  24. I think Carmona knows what he’s doing when it comes to benefitting from his office, but when it comes to protocol he’s the quintessential country bookie. This wasn’t his first gaffe either, who remembers him allowing Kamla to escort the Chinese premier to inspect the honor guard as Lord Pussyfoot was relegated to her majesty’s umbrella bearer?

    • I saw somewhere that he does not have, and apparently does not want, a protocol officer. Neither he nor the last government seem ed not to understand the importance of the protocol officer and the role this officer plays in the function of both the President and the government. I hope the present government has one!

    • He’s probadly embarrassed for someone to discover how uncouth he is. In fact I doubt if he knows which is the soup spoon and the salad fork.

    • Vernal Damion Cadogan But that would be all the more reason to have a protocol officer,…protocol officers are supposed to be there to guide …unless he really does not give two hoots for protocol…

  25. Carmona is the norm rather than the exception in public service. Sadly.

  26. LOL….not one thing is wrong with Powers….he knows fully well what he’s doing

    • The appointments etc and the housing allowance thing… I’d agree with you eh…
      But flippantly telling a visiting head of state (who under real pressure in his country) in a public setting no less, to do something about the guns coming from your country? When you don’t even have anything to do with policy setting so can’t even enter into meaningful talks on the issue? Lol.
      Something loose eh… And I’d like it tightened.
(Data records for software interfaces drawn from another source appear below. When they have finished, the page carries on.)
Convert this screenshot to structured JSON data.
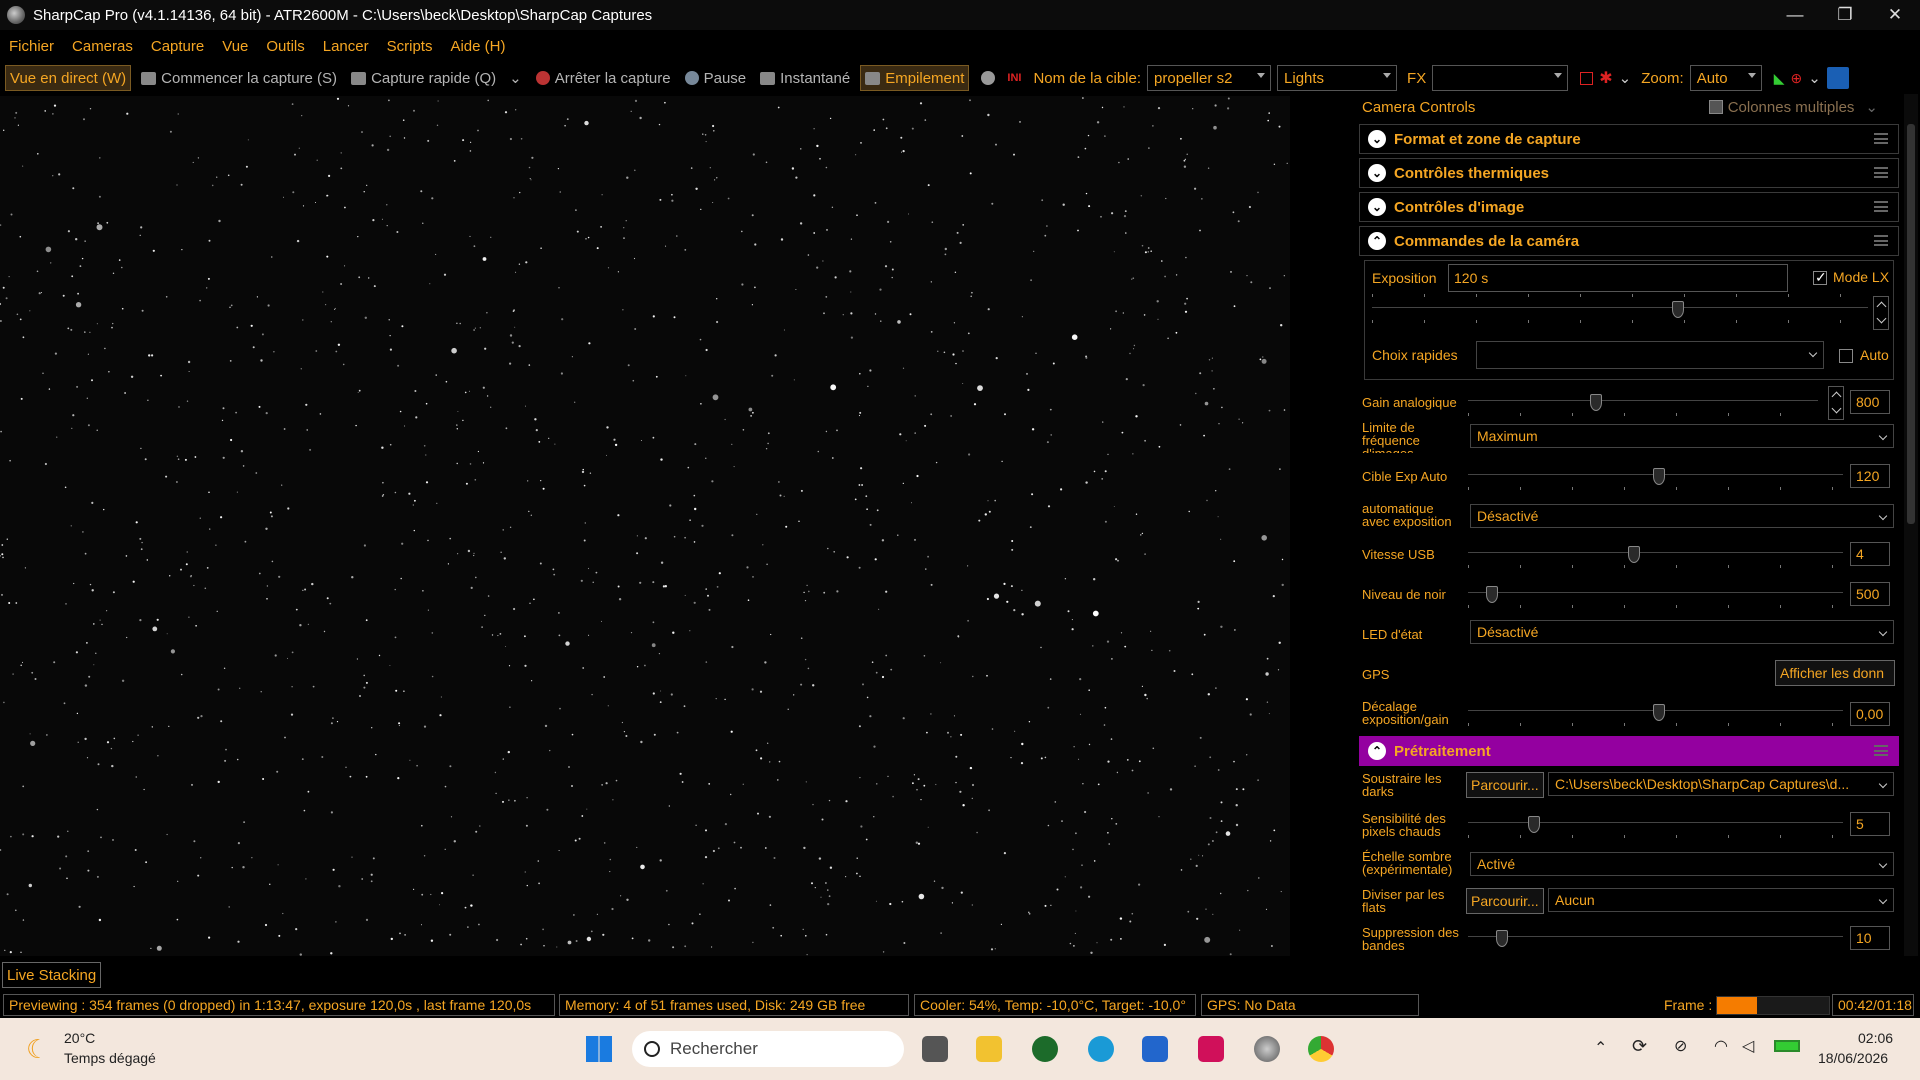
{
  "titlebar": {
    "title": "SharpCap Pro (v4.1.14136, 64 bit) - ATR2600M - C:\\Users\\beck\\Desktop\\SharpCap Captures"
  },
  "menu": [
    "Fichier",
    "Cameras",
    "Capture",
    "Vue",
    "Outils",
    "Lancer",
    "Scripts",
    "Aide (H)"
  ],
  "toolbar": {
    "live": "Vue en direct (W)",
    "start": "Commencer la capture (S)",
    "quick": "Capture rapide (Q)",
    "stop": "Arrêter la capture",
    "pause": "Pause",
    "snapshot": "Instantané",
    "stack": "Empilement",
    "target_label": "Nom de la cible:",
    "target_value": "propeller s2",
    "frame_type": "Lights",
    "fx": "FX",
    "fx_value": "",
    "zoom_label": "Zoom:",
    "zoom_value": "Auto"
  },
  "panel": {
    "title": "Camera Controls",
    "multi": "Colonnes multiples",
    "sections": {
      "format": "Format et zone de capture",
      "thermal": "Contrôles thermiques",
      "image": "Contrôles d'image",
      "camera": "Commandes de la caméra",
      "pre": "Prétraitement"
    },
    "exposure_label": "Exposition",
    "exposure_value": "120 s",
    "lx": "Mode LX",
    "quick_label": "Choix rapides",
    "quick_value": "",
    "auto": "Auto",
    "gain_label": "Gain analogique",
    "gain_value": "800",
    "fps_label": "Limite de fréquence d'images",
    "fps_value": "Maximum",
    "autoexp_label": "Cible Exp Auto",
    "autoexp_value": "120",
    "autoexpo_label": "automatique avec exposition",
    "autoexpo_value": "Désactivé",
    "usb_label": "Vitesse USB",
    "usb_value": "4",
    "black_label": "Niveau de noir",
    "black_value": "500",
    "led_label": "LED d'état",
    "led_value": "Désactivé",
    "gps_label": "GPS",
    "gps_button": "Afficher les donn",
    "offset_label": "Décalage exposition/gain",
    "offset_value": "0,00",
    "darks_label": "Soustraire les darks",
    "browse": "Parcourir...",
    "darks_value": "C:\\Users\\beck\\Desktop\\SharpCap Captures\\d...",
    "hot_label": "Sensibilité des pixels chauds",
    "hot_value": "5",
    "dark_scale_label": "Échelle sombre (expérimentale)",
    "dark_scale_value": "Activé",
    "flats_label": "Diviser par les flats",
    "flats_value": "Aucun",
    "banding_label": "Suppression des bandes",
    "banding_value": "10"
  },
  "live_stacking": "Live Stacking",
  "status": {
    "preview": "Previewing : 354 frames (0 dropped) in 1:13:47, exposure 120,0s , last frame 120,0s",
    "memory": "Memory: 4 of 51 frames used, Disk: 249 GB free",
    "cooler": "Cooler: 54%, Temp: -10,0°C, Target: -10,0°",
    "gps": "GPS: No Data",
    "frame_label": "Frame :",
    "frame_progress": 0.36,
    "frame_time": "00:42/01:18"
  },
  "taskbar": {
    "temp": "20°C",
    "weather": "Temps dégagé",
    "search": "Rechercher",
    "time": "02:06",
    "date": "18/06/2026"
  },
  "colors": {
    "accent": "#f5a623",
    "pre_section": "#9400a0"
  }
}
Please. ASAP. STAT. Whatever. Lol.

  27. Can we get a rigorous medical evaluation (physical, emotional, mental) done on President Carmona?